Another star, Andy Murray, has also made the jump to manage himself. Athletes claim they are tired of being handled like a transaction; they want partnerships, and managing yourself and others as an athlete makes that process much more personable. However, this process is easier said than done. LRMR and other’s like it do not have the resources, connections, and experience of larger, more established firms such as IMG. This hinders their ability to offer a full suite of services to other athletes and results in them not always making a deal. However, having the star power of someone such as LeBron James can help overcome these obstacles, and his connections with major brands such as Nike, talent agency CAA, and Fenway Sports Group are a plus as well.

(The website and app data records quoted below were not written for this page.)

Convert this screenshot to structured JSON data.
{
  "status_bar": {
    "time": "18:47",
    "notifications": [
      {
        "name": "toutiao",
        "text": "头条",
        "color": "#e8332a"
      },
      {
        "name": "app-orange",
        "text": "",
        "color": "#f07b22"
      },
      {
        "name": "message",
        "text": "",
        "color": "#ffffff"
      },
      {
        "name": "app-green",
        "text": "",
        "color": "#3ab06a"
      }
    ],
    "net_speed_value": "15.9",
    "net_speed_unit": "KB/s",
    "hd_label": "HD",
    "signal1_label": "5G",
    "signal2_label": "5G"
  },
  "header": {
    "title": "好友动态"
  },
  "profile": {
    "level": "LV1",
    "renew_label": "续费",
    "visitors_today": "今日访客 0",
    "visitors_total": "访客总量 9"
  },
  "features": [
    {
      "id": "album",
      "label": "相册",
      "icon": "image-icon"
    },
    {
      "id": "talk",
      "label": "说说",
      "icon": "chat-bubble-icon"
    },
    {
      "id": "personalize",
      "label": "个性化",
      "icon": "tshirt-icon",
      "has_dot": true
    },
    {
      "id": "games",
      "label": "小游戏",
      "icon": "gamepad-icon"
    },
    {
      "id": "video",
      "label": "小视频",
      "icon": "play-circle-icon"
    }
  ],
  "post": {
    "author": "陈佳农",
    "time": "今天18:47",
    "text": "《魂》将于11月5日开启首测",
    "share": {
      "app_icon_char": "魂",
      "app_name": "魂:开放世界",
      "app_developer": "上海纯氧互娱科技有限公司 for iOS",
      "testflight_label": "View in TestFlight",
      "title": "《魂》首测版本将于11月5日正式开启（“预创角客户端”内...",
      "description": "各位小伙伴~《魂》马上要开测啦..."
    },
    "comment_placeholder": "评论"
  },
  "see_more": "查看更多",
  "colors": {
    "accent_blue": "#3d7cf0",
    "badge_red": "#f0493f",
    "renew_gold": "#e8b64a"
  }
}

Part of this new structure of superstar endorsement is a new compensation model. It used to be that when an athlete signed with a sponsor or endorsed a product they were paid a large sum of money up front. James is changing that with his 2K series video game endorsement, Nike apparel, and Samsung electronics; he is starting to demand a royalty for each of the products sold that are linked back to him. While this may sound greedy, it’s a business model that is being developed by athletes everywhere and is getting attention as the “new financial model for the 21st century athlete.” This is just the beginning of this rapidly growing model.